Allison climbing the switchbacks

View into the canyon

(slightly different) View into the canyon

Allison, hot on the trail (double-pun intended)

Rather than descending into the “main canyon,” the Hermit Trail actually winds through a scenic side canyon. It’s far less traveled (from what I understand) than the more popular trails, but it also lacks the sheer drop-offs and panoramic views we’ll be seeing later in the week. It’s very tame, so I’d definitely recommend it for anyone afraid of heights.

On Wednesday morning, we decided there would be plenty of time for a morning hike before starting on the backpacking trip. After parking along the rim, we descended the South Kaibab trail to Skeleton Point and back (7.6 miles, including connection trail along the rim).

South Kaibab switchbacks

The South Kaibab trail is actually the shortest route to the Colorado River (7-8 miles each way, I believe), so we encountered several people attempting to make it down and back in one day. The trail follows a ridgeline into the main canyon, offering sweeping views from a number of vistas (including the aptly named “Ooh Ahh Point”).

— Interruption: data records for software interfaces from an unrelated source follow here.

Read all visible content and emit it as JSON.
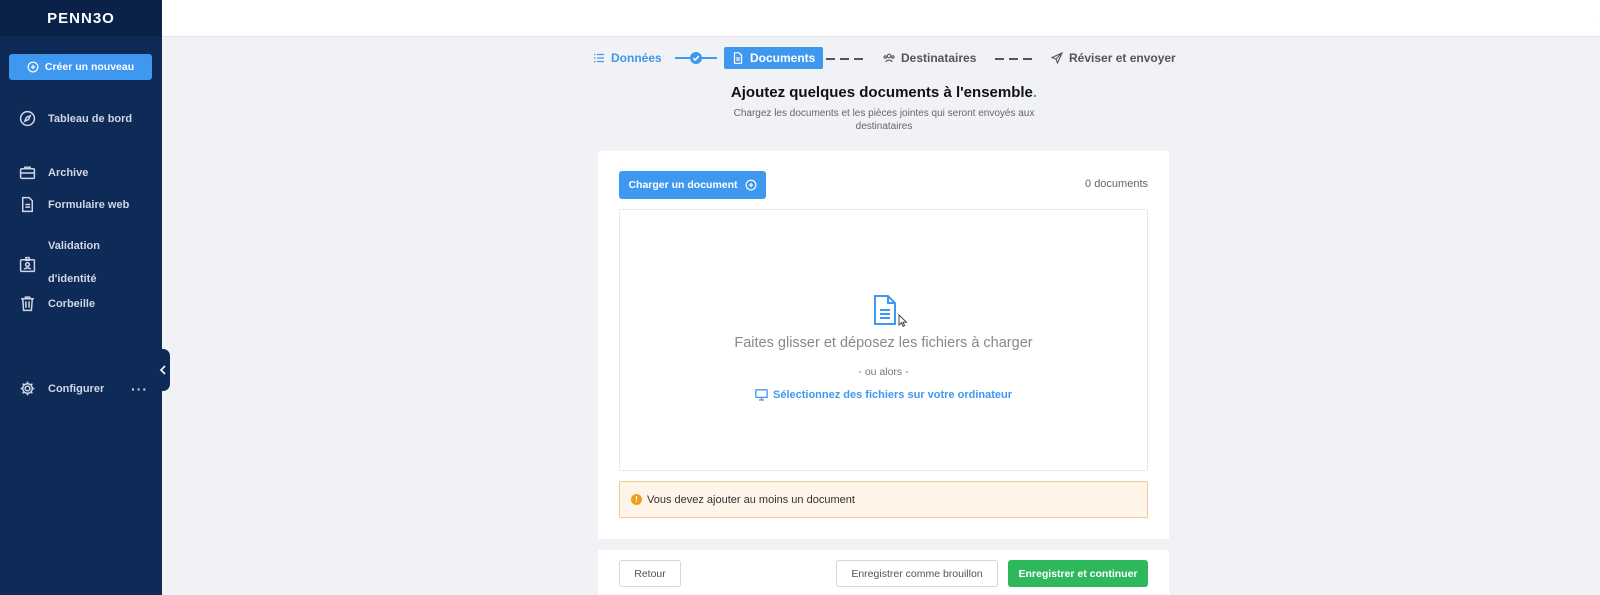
{
  "app": {
    "logo": "PENN3O"
  },
  "sidebar": {
    "create_label": "Créer un nouveau",
    "items": [
      {
        "label": "Tableau de bord",
        "icon": "compass-icon"
      },
      {
        "label": "Archive",
        "icon": "briefcase-icon"
      },
      {
        "label": "Formulaire web",
        "icon": "document-icon"
      },
      {
        "label_line1": "Validation",
        "label_line2": "d'identité",
        "icon": "id-card-icon"
      },
      {
        "label": "Corbeille",
        "icon": "trash-icon"
      },
      {
        "label": "Configurer",
        "icon": "gear-icon"
      }
    ],
    "more": "···"
  },
  "stepper": {
    "steps": [
      {
        "label": "Données",
        "state": "done",
        "icon": "list-icon"
      },
      {
        "label": "Documents",
        "state": "active",
        "icon": "document-icon"
      },
      {
        "label": "Destinataires",
        "state": "pending",
        "icon": "users-icon"
      },
      {
        "label": "Réviser et envoyer",
        "state": "pending",
        "icon": "send-icon"
      }
    ]
  },
  "main": {
    "title": "Ajoutez quelques documents à l'ensemble",
    "title_dot": ".",
    "subtitle": "Chargez les documents et les pièces jointes qui seront envoyés aux destinataires",
    "upload_label": "Charger un document",
    "doc_count": "0 documents",
    "drop_text": "Faites glisser et déposez les fichiers à charger",
    "or_text": "- ou alors -",
    "select_link": "Sélectionnez des fichiers sur votre ordinateur",
    "warning": "Vous devez ajouter au moins un document"
  },
  "footer": {
    "back_label": "Retour",
    "draft_label": "Enregistrer comme brouillon",
    "save_label": "Enregistrer et continuer"
  },
  "colors": {
    "sidebar": "#0e2a56",
    "accent": "#3f98ef",
    "success": "#2fb75b",
    "warning_bg": "#fef4e8"
  }
}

View from "Ooh Ahh Point"

View along the trail

We made it back to the car sometime around noon, grabbed some lunch at a cafeteria, and set off for our backpacking trip around 2:00pm.

Approximate Total Distance: 19.1 miles

Published in: on June 1, 2011 at 12:35 am  Comments (2)